* _Your goal_
In the entries below, count the lines that include the word "JSON" and reply with the number alone.

Dataset rows describing interfaces:
++++++++++

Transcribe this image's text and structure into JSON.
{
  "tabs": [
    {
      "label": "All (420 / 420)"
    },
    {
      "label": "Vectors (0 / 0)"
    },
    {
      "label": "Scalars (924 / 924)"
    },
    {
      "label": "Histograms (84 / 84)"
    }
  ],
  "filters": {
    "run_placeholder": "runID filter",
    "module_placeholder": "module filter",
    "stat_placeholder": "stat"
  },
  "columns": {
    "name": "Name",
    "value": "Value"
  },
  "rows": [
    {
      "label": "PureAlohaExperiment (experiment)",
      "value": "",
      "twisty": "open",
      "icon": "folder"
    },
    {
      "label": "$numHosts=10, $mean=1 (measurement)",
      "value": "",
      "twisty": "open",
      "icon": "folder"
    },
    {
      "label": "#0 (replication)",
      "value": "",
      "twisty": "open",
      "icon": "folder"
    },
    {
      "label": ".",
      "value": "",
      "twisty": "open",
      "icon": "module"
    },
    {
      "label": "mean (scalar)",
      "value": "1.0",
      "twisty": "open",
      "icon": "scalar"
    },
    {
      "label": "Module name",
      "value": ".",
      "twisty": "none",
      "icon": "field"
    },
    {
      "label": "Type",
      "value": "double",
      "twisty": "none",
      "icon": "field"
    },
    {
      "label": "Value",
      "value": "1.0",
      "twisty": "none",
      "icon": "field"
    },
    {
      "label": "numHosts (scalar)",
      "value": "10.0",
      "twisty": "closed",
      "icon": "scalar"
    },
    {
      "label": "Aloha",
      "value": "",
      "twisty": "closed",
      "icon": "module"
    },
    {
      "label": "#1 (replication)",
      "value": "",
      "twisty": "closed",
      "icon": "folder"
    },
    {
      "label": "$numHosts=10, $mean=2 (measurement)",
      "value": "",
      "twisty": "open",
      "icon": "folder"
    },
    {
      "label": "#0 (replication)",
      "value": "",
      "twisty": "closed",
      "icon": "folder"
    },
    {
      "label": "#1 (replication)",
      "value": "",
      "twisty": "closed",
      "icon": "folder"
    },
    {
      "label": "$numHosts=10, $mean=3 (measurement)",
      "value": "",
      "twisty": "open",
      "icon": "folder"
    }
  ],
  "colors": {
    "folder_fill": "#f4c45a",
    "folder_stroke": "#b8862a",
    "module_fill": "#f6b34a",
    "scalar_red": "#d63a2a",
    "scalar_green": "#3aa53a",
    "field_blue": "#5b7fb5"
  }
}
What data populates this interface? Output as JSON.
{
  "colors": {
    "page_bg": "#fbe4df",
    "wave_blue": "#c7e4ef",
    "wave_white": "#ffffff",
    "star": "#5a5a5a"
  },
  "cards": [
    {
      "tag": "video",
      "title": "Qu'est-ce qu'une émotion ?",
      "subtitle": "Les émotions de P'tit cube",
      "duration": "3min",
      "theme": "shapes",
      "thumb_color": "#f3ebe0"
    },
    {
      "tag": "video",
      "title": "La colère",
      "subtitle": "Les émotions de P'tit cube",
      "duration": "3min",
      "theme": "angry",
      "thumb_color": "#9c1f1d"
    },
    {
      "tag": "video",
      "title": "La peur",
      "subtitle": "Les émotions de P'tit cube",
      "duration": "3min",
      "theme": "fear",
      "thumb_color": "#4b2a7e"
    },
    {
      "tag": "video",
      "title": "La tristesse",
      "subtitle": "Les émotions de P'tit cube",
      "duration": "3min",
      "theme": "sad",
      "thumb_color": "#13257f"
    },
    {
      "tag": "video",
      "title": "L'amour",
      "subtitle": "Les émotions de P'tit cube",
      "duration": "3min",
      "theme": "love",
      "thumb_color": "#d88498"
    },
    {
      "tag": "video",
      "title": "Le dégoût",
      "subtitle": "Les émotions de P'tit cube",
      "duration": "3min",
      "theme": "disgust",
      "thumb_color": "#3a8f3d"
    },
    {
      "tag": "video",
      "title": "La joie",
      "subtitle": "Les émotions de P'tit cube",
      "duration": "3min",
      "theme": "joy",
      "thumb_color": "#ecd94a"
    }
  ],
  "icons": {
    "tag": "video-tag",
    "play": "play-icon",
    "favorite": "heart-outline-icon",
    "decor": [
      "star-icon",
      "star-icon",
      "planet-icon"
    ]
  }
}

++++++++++

* _Task answer_
2